THERE’S a new winner in the battle for sky supremacy.
The house sparrow is the most-spotted bird in Hampshire gardens in the 2014 RSPB Big Garden Birdwatch (BGB).
More than 15,000 people took part in this year’s event, and it’s all change in the top five since last year.
The sparrow flew into the top spot from second place in the 2013 survey, knocking the blue tit off its perch.
Meanwhile, the starling is at number three, with the blackbird falling to number four and the woodpigeon completing the top five.
Richard Bashford, BGB organiser, said: “This was always going to be an interesting Big Garden Birdwatch as the winter has been so mild, and we wondered if it would have a significant impact on garden birds.”
Martin Harper, RSPB conservation director, said: “Many garden birds rely on us humans for help. During winter, birds need extra food and water, and at other times of the year, as well as sustenance, a safe place to shelter and make their home can really give them a boost.
“Two of the species that moved up the rankings nationally this year, blue tits and goldfinches, are adaptable, friendly garden birds and great examples of birds that can flourish with our help.
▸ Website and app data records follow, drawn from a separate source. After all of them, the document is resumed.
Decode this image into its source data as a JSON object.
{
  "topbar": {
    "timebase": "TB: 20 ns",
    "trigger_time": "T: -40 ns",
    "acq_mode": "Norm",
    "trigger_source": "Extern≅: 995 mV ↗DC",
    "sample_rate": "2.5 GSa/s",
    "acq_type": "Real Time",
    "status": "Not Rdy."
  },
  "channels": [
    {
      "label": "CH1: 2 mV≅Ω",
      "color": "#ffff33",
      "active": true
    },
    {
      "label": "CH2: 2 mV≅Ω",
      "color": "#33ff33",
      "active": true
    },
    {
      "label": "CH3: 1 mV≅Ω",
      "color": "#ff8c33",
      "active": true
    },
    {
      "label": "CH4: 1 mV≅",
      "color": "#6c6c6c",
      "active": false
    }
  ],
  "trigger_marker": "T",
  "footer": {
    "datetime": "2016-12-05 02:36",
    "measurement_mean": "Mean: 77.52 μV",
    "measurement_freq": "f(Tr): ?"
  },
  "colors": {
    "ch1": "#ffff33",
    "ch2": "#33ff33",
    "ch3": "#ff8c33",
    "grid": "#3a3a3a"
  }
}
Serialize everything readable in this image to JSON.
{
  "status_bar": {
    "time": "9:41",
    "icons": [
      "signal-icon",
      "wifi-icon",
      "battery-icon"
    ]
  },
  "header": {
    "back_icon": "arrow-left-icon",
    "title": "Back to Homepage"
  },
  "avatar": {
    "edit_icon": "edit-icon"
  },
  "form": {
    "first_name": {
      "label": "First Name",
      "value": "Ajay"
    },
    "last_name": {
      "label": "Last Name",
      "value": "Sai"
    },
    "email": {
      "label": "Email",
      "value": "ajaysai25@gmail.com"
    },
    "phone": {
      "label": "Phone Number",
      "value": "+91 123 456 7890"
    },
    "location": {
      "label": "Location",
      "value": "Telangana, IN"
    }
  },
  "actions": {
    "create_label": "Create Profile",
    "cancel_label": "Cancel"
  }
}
If we put up a n e s t b o x , leave out some food or let our gardens grow a bit wild they’ll be among the first to take advantage.”
But it’s not all good news for bird-kind as many are on the UK ‘red list’, species that are dropping in population since Birdwatch began in 1979.
Sparrow numbers have fallen by 62 per cent, while starlings and song thrushes have dropped by 84 and 81 per cent respectively.
The RSPB has launched the Give Nature a Home campaign, urging people to provide places for wildlife in their gardens, whether it’s growing pollen-rich plants for bees or building nestboxes for birds.